Gilder: And in computers. I think all desktop computers will have an imager for video teleconferencing and functions of that sort, and they will need to be cheap and high quality. I think it has a shot at that application, and it embodies a new generation of semiconductors in general. The first generations of semiconductor triumph were in the personal computer and then in the cell phone. And this is yet another generation that makes the semiconductor more ubiquitous. And this analog technology, mixed with digital functions of course, which Carver has pioneered, is also probably going to be [in the] RFID tag—you know the radio frequency replacement for the bar code.
Another of Carver's companies is Impinj outside of Seattle. One of his students, Chris Diorio, is the chief scientist there. You hear all these stories about the failures of RFID technology; that's how difficult it is to perform those functions. Those difficulties are an opportunity for Impinj, which makes these fabulous little chips with outside power—the propeller comes from the radio frequency beam and the chip absorbs the beam, modulates it to transmit it back. As it reflects it, it modulates it. It has crude CMOS floating gate memory on it. It has a power processor that converts this incident electromagnetic radiation into a DC, direct current, power supply that can support this memory.
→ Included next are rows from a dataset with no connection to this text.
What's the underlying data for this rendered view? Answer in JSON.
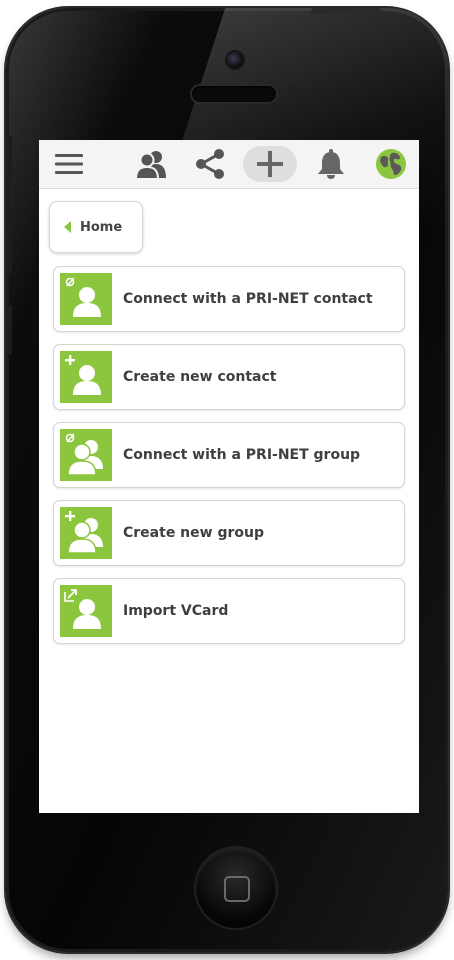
{
  "toolbar": {
    "icons": [
      "menu-icon",
      "contacts-icon",
      "share-icon",
      "add-icon",
      "bell-icon",
      "globe-icon"
    ]
  },
  "nav": {
    "home_label": "Home"
  },
  "menu": {
    "items": [
      {
        "label": "Connect with a PRI-NET contact",
        "icon": "connect-contact-icon"
      },
      {
        "label": "Create new contact",
        "icon": "add-contact-icon"
      },
      {
        "label": "Connect with a PRI-NET group",
        "icon": "connect-group-icon"
      },
      {
        "label": "Create new group",
        "icon": "add-group-icon"
      },
      {
        "label": "Import VCard",
        "icon": "import-vcard-icon"
      }
    ]
  },
  "colors": {
    "accent": "#8cc63f",
    "text": "#3f3f3f",
    "toolbar_bg": "#f4f4f4",
    "icon_gray": "#555555"
  }
}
It operates between four and eight microwatts, and it's a tiny, miraculous single device that can be produced for pennies.